◆ MATERIAL FOR THIS EXERCISE:
· · · ·
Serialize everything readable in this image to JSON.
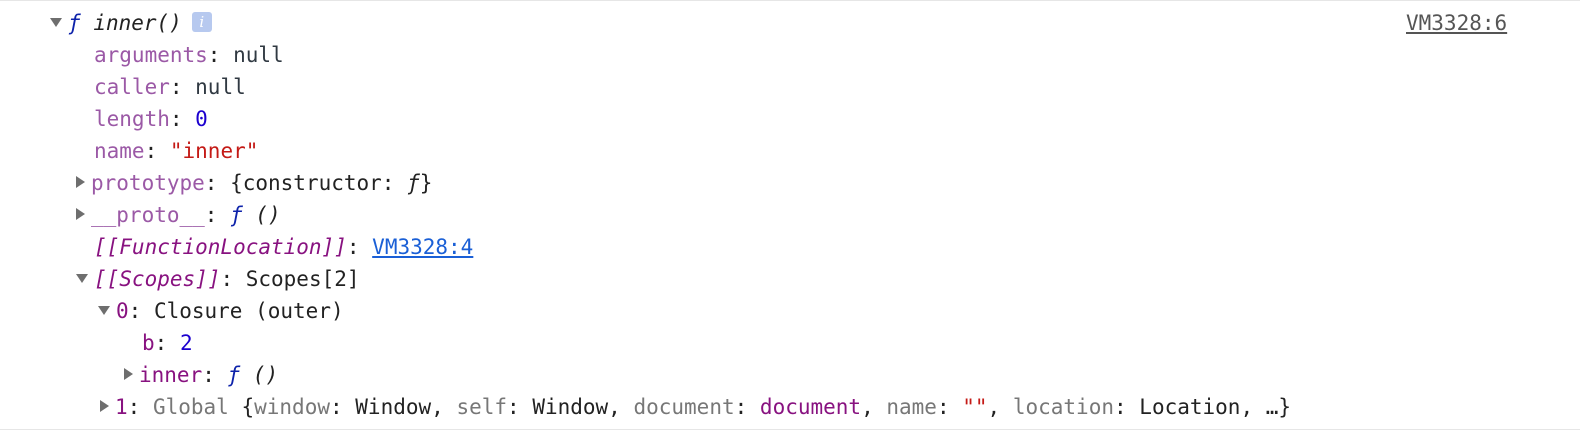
{
  "header": {
    "f_symbol": "ƒ",
    "function_signature": "inner()",
    "info_icon": "i",
    "source_link": "VM3328:6"
  },
  "properties": {
    "arguments": {
      "key": "arguments",
      "value": "null"
    },
    "caller": {
      "key": "caller",
      "value": "null"
    },
    "length": {
      "key": "length",
      "value": "0"
    },
    "name": {
      "key": "name",
      "value": "\"inner\""
    },
    "prototype": {
      "key": "prototype",
      "value_prefix": "{constructor: ",
      "value_f": "ƒ",
      "value_suffix": "}"
    },
    "proto": {
      "key": "__proto__",
      "value_f": "ƒ",
      "value_suffix": " ()"
    },
    "function_location": {
      "key": "[[FunctionLocation]]",
      "value": "VM3328:4"
    },
    "scopes": {
      "key": "[[Scopes]]",
      "value": "Scopes[2]"
    }
  },
  "scope0": {
    "index": "0",
    "label": "Closure (outer)",
    "b": {
      "key": "b",
      "value": "2"
    },
    "inner": {
      "key": "inner",
      "value_f": "ƒ",
      "value_suffix": " ()"
    }
  },
  "scope1": {
    "index": "1",
    "label": "Global",
    "open": "{",
    "k1": "window",
    "v1": "Window",
    "k2": "self",
    "v2": "Window",
    "k3": "document",
    "v3": "document",
    "k4": "name",
    "v4": "\"\"",
    "k5": "location",
    "v5": "Location",
    "tail": ", …}"
  },
  "colors": {
    "property": "#9b59a6",
    "internal_property": "#881280",
    "number": "#1c00cf",
    "string": "#c41a16",
    "link": "#1a5fd6",
    "keyword_f": "#0d22aa"
  }
}
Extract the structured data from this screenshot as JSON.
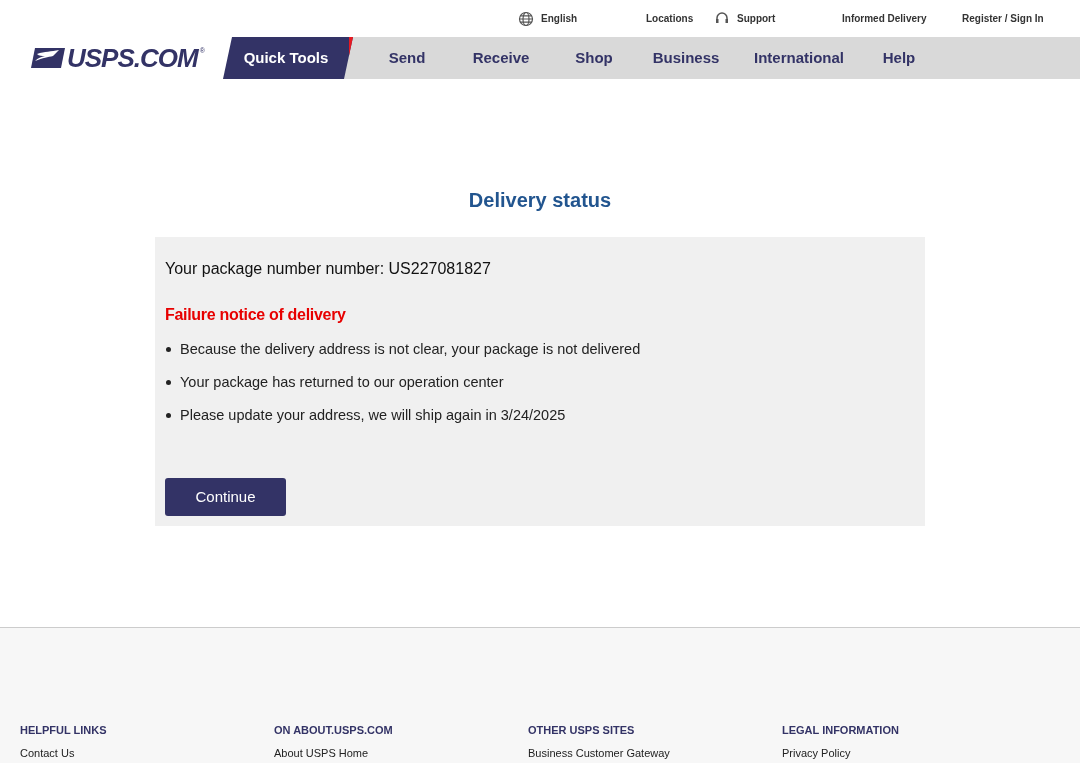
{
  "utility_links": [
    {
      "label": "English",
      "kind": "globe"
    },
    {
      "label": "Locations",
      "kind": "plain"
    },
    {
      "label": "Support",
      "kind": "headset"
    },
    {
      "label": "Informed Delivery",
      "kind": "plain"
    },
    {
      "label": "Register / Sign In",
      "kind": "plain"
    }
  ],
  "logo": {
    "text": "USPS.COM",
    "mark": "®"
  },
  "nav": [
    {
      "label": "Quick Tools",
      "selected": true
    },
    {
      "label": "Send",
      "selected": false
    },
    {
      "label": "Receive",
      "selected": false
    },
    {
      "label": "Shop",
      "selected": false
    },
    {
      "label": "Business",
      "selected": false
    },
    {
      "label": "International",
      "selected": false
    },
    {
      "label": "Help",
      "selected": false
    }
  ],
  "heading": "Delivery status",
  "card": {
    "package_line": "Your package number number: US227081827",
    "notice": "Failure notice of delivery",
    "bullets": [
      "Because the delivery address is not clear, your package is not delivered",
      "Your package has returned to our operation center",
      "Please update your address, we will ship again in 3/24/2025"
    ],
    "button": "Continue"
  },
  "footer": [
    {
      "title": "HELPFUL LINKS",
      "links": [
        "Contact Us"
      ]
    },
    {
      "title": "ON ABOUT.USPS.COM",
      "links": [
        "About USPS Home"
      ]
    },
    {
      "title": "OTHER USPS SITES",
      "links": [
        "Business Customer Gateway"
      ]
    },
    {
      "title": "LEGAL INFORMATION",
      "links": [
        "Privacy Policy"
      ]
    }
  ]
}
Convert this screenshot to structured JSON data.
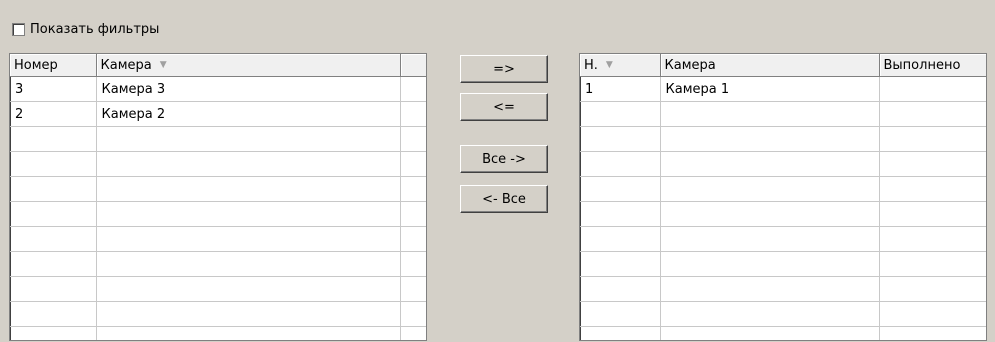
{
  "filters": {
    "show_filters_label": "Показать фильтры",
    "checked": false
  },
  "left_grid": {
    "columns": [
      "Номер",
      "Камера"
    ],
    "sorted_column": "Камера",
    "rows": [
      {
        "number": "3",
        "camera": "Камера 3"
      },
      {
        "number": "2",
        "camera": "Камера 2"
      }
    ]
  },
  "buttons": {
    "move_right": "=>",
    "move_left": "<=",
    "all_right": "Все ->",
    "all_left": "<- Все"
  },
  "right_grid": {
    "columns": [
      "Н.",
      "Камера",
      "Выполнено"
    ],
    "sorted_column": "Н.",
    "rows": [
      {
        "number": "1",
        "camera": "Камера 1",
        "done": ""
      }
    ]
  }
}
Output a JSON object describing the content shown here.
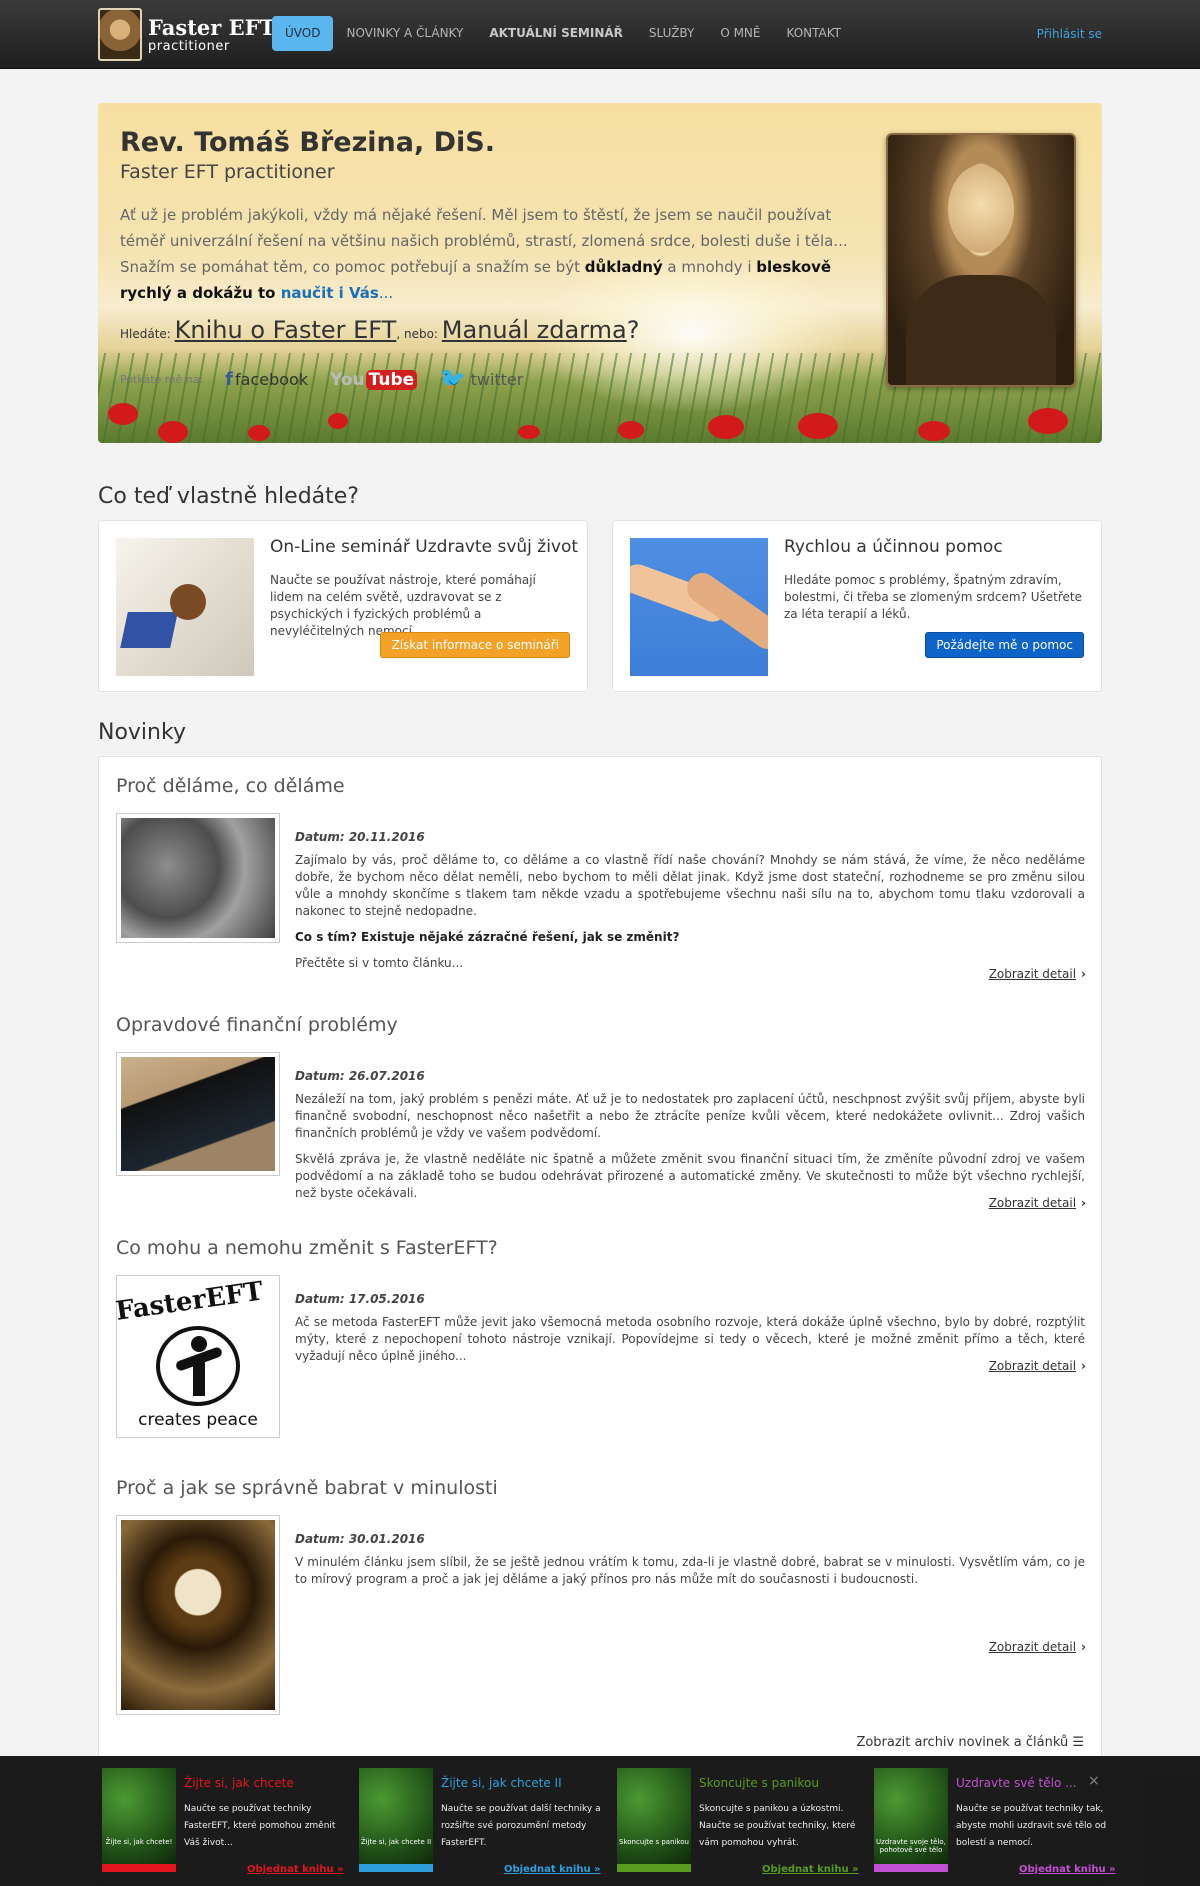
{
  "header": {
    "brand_title": "Faster EFT",
    "brand_sub": "practitioner",
    "nav": [
      {
        "label": "ÚVOD",
        "active": true
      },
      {
        "label": "NOVINKY A ČLÁNKY"
      },
      {
        "label": "AKTUÁLNÍ SEMINÁŘ",
        "bold": true
      },
      {
        "label": "SLUŽBY"
      },
      {
        "label": "O MNĚ"
      },
      {
        "label": "KONTAKT"
      }
    ],
    "login": "Přihlásit se"
  },
  "hero": {
    "name": "Rev. Tomáš Březina, DiS.",
    "subtitle": "Faster EFT practitioner",
    "intro_1": "Ať už je problém jakýkoli, vždy má nějaké řešení. Měl jsem to štěstí, že jsem se naučil používat téměř univerzální řešení na většinu našich problémů, strastí, zlomená srdce, bolesti duše i těla... Snažím se pomáhat těm, co pomoc potřebují a snažím se být ",
    "intro_b1": "důkladný",
    "intro_2": " a mnohdy i ",
    "intro_b2": "bleskově rychlý a dokážu to ",
    "intro_blue": "naučit i Vás",
    "intro_end": "...",
    "seeking_label": "Hledáte:",
    "seeking_link1": "Knihu o Faster EFT",
    "seeking_or": ", nebo:",
    "seeking_link2": "Manuál zdarma",
    "seeking_q": "?",
    "meet_label": "Potkáte mě na:",
    "facebook": "facebook",
    "youtube_you": "You",
    "youtube_tube": "Tube",
    "twitter": "twitter"
  },
  "looking": {
    "title": "Co teď vlastně hledáte?",
    "cards": [
      {
        "title": "On-Line seminář Uzdravte svůj život",
        "text": "Naučte se používat nástroje, které pomáhají lidem na celém světě, uzdravovat se z psychických i fyzických problémů a nevyléčitelných nemocí.",
        "button": "Získat informace o semináři"
      },
      {
        "title": "Rychlou a účinnou pomoc",
        "text": "Hledáte pomoc s problémy, špatným zdravím, bolestmi, či třeba se zlomeným srdcem? Ušetřete za léta terapií a léků.",
        "button": "Požádejte mě o pomoc"
      }
    ]
  },
  "news": {
    "title": "Novinky",
    "detail_label": "Zobrazit detail",
    "archive_label": "Zobrazit archiv novinek a článků",
    "articles": [
      {
        "title": "Proč děláme, co děláme",
        "date_label": "Datum:",
        "date": "20.11.2016",
        "p1": "Zajímalo by vás, proč děláme to, co děláme a co vlastně řídí naše chování? Mnohdy se nám stává, že víme, že něco neděláme dobře, že bychom něco dělat neměli, nebo bychom to měli dělat jinak. Když jsme dost stateční, rozhodneme se pro změnu silou vůle a mnohdy skončíme s tlakem tam někde vzadu a spotřebujeme všechnu naši sílu na to, abychom tomu tlaku vzdorovali a nakonec to stejně nedopadne.",
        "p2": "Co s tím? Existuje nějaké zázračné řešení, jak se změnit?",
        "p3": "Přečtěte si v tomto článku..."
      },
      {
        "title": "Opravdové finanční problémy",
        "date_label": "Datum:",
        "date": "26.07.2016",
        "p1": "Nezáleží na tom, jaký problém s penězi máte. Ať už je to nedostatek pro zaplacení účtů, neschpnost zvýšit svůj příjem, abyste byli finančně svobodní, neschopnost něco našetřit a nebo že ztrácíte peníze kvůli věcem, které nedokážete ovlivnit... Zdroj vašich finančních problémů je vždy ve vašem podvědomí.",
        "p2": "Skvělá zpráva je, že vlastně neděláte nic špatně a můžete změnit svou finanční situaci tím, že změníte původní zdroj ve vašem podvědomí a na základě toho se budou odehrávat přirozené a automatické změny. Ve skutečnosti to může být všechno rychlejší, než byste očekávali."
      },
      {
        "title": "Co mohu a nemohu změnit s FasterEFT?",
        "date_label": "Datum:",
        "date": "17.05.2016",
        "p1": "Ač se metoda FasterEFT může jevit jako všemocná metoda osobního rozvoje, která dokáže úplně všechno, bylo by dobré, rozptýlit mýty, které z nepochopení tohoto nástroje vznikají. Popovídejme si tedy o věcech, které je možné změnit přímo a těch, které vyžadují něco úplně jiného...",
        "logo_top": "FasterEFT",
        "logo_bottom": "creates peace"
      },
      {
        "title": "Proč a jak se správně babrat v minulosti",
        "date_label": "Datum:",
        "date": "30.01.2016",
        "p1": "V minulém článku jsem slíbil, že se ještě jednou vrátím k tomu, zda-li je vlastně dobré, babrat se v minulosti. Vysvětlím vám, co je to mírový program a proč a jak jej děláme a jaký přínos pro nás může mít do současnosti i budoucnosti."
      }
    ]
  },
  "books": [
    {
      "title": "Žijte si, jak chcete",
      "text": "Naučte se používat techniky FasterEFT, které pomohou změnit Váš život...",
      "cover": "Žijte si, jak chcete!",
      "order": "Objednat knihu »",
      "color": "#e3151f"
    },
    {
      "title": "Žijte si, jak chcete II",
      "text": "Naučte se používat další techniky a rozšiřte své porozumění metody FasterEFT.",
      "cover": "Žijte si, jak chcete II",
      "order": "Objednat knihu »",
      "color": "#2f9fdc"
    },
    {
      "title": "Skoncujte s panikou",
      "text": "Skoncujte s panikou a úzkostmi. Naučte se používat techniky, které vám pomohou vyhrát.",
      "cover": "Skoncujte s panikou",
      "order": "Objednat knihu »",
      "color": "#5a9a1f"
    },
    {
      "title": "Uzdravte své tělo ...",
      "text": "Naučte se používat techniky tak, abyste mohli uzdravit své tělo od bolestí a nemocí.",
      "cover": "Uzdravte svoje tělo, pohotově své tělo",
      "order": "Objednat knihu »",
      "color": "#c251d1"
    }
  ],
  "close_label": "×"
}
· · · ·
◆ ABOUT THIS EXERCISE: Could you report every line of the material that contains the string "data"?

◆ ANSWER FOR THE TASK:
Extract the structured data from this screenshot as JSON.
Convert this screenshot to structured JSON data.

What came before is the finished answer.